Monday 9 July 2018
After having some success with multi-axis turning of spindle work, I thought I would use the same or similar techniques on faceplate and bowl turning.
Obviously work cannot be mounted between centres and holding work off centre in a four-jaw self-centring chuck is not recommended. The answer has to be a screw chuck but there cannot be holes left in the bottom of the piece.
Therefore, my solution was to glue a block of mahogany (Meliaceae) to the base of the bowl to take the holes for the screw chuck. My screw chuck is one that is held in the four-jaw chuck and is only 50mm (2in) diameter. I was doubtful as to whether there would be sufficient surface contact when offsetting so to ease my fears, I fitted a piece of sycamore (Platanaceae) over the screw chuck the same diameter as the chuck body. I made the glue block 150mm (6in) diameter x 50mm (2in) thick. This could probably be smaller but I erred on the side of caution.

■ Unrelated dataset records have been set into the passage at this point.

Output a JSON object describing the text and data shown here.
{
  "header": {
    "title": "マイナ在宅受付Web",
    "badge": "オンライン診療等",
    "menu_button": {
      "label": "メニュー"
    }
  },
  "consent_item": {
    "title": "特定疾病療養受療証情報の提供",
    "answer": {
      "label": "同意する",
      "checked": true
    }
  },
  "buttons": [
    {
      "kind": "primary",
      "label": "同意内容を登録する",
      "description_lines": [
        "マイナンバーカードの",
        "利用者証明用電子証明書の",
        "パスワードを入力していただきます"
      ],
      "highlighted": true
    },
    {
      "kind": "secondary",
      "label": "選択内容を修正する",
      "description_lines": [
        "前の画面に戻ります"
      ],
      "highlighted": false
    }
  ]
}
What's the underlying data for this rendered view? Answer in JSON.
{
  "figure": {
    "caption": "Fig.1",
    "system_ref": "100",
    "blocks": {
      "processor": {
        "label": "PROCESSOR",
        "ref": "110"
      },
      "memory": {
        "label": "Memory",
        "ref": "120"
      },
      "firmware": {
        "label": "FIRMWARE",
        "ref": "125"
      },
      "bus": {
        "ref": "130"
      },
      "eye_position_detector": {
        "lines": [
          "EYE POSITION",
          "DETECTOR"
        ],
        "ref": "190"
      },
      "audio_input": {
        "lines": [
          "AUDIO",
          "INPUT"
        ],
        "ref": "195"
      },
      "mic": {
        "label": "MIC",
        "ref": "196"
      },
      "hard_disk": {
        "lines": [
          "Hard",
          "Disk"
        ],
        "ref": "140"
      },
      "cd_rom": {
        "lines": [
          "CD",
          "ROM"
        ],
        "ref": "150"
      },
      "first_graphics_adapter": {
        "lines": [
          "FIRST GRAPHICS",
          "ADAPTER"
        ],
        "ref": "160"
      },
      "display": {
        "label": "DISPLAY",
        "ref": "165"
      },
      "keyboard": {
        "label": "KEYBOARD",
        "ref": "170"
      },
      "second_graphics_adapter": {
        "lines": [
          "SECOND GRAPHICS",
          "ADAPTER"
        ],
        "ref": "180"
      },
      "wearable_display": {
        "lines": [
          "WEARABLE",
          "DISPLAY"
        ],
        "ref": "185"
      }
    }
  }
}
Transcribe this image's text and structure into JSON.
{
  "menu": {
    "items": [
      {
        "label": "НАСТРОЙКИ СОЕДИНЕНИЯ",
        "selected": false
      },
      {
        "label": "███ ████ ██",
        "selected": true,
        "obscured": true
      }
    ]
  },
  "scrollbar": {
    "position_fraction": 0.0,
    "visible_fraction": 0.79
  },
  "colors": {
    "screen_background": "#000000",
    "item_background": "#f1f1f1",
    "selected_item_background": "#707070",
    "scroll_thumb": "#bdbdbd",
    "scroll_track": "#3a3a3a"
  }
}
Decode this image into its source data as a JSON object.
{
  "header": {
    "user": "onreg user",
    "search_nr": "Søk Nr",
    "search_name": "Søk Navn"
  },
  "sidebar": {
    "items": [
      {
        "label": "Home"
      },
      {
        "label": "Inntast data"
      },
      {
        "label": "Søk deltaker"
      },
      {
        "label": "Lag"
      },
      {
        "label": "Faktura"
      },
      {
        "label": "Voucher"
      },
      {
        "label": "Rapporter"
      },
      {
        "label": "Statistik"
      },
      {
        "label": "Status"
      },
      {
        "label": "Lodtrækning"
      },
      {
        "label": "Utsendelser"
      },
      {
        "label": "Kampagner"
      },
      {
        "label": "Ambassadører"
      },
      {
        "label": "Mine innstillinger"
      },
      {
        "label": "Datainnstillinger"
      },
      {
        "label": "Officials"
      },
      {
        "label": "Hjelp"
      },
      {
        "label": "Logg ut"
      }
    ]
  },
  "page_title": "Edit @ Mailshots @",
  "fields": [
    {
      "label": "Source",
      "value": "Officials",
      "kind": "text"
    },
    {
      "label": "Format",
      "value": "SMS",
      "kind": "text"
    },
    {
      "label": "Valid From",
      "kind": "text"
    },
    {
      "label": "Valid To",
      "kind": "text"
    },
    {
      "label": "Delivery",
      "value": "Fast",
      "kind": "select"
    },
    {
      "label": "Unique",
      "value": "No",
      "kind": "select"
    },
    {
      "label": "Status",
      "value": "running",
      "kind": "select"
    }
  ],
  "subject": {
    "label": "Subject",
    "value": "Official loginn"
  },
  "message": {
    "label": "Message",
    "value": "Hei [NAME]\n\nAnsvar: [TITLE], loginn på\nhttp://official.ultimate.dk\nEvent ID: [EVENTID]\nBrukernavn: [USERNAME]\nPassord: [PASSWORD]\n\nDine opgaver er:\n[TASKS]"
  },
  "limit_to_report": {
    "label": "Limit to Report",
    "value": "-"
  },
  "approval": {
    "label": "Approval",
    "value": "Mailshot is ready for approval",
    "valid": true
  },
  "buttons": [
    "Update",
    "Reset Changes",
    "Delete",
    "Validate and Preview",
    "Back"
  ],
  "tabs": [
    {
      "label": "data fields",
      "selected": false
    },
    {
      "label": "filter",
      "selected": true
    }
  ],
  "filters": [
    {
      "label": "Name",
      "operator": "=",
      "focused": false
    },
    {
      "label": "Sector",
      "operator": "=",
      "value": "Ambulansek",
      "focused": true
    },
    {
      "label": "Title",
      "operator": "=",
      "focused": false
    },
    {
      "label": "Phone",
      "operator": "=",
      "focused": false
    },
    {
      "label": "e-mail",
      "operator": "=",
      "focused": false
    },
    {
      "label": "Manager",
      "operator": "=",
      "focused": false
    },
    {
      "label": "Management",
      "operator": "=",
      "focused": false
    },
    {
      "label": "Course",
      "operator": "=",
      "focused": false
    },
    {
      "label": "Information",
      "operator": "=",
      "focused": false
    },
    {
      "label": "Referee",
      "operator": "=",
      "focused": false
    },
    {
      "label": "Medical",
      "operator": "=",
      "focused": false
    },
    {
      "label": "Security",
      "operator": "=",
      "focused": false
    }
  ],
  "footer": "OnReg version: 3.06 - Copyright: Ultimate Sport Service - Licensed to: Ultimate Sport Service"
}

For this project, I chose a piece of olive ash (Fraxinus excelsior) 250mm (9 3/4in) diameter x 75mm (3in). I mounted the piece centrally on the screw chuck and then turned the outside to the finished size and shape. The size of the base of the bowl
was set at about 70mm-80mm
(2 3/4in-3 1/8in) and made perfectly flat to accept the glue block.
With the glue block securely attached to the base of the bowl and accurately marked out – as well as drilled for the fixing points – it was time to start the turning process.
The first move was to set the bowl up centrally and clean up the face, then mount it onto one of the offset points. Now, the fun really started because it was out of balance so make sure the lathe is set at a low speed and then gradually increase it (this is where a variable speed lathe comes into its own). On my Nova lathe, I got to around 250rpm before there was any vibration.
With the first leaf shape formed, move on to the next offset point. Things start to get really exciting now. Not only will you experience out of balance but there are also interrupted cuts to contend with. Fortunately, with some of the weight removed, I was able to increase speed to 300rpm.
For the final offset point, there was more out of balance and even more interrupted cut. However, with still more weight out of the bowl, I was able to get up to 390rpm.
Having finished the bowl, I realised I had perhaps made the wrong choice in using olive ash for this project as the grain pattern was overpowering the detail of the three-leaf clover design. Therefore, I repeated the exercise using sycamore (Platanaceae) and purpleheart (Peltogyne porphyrocardia). This combination gave a much more pleasing result.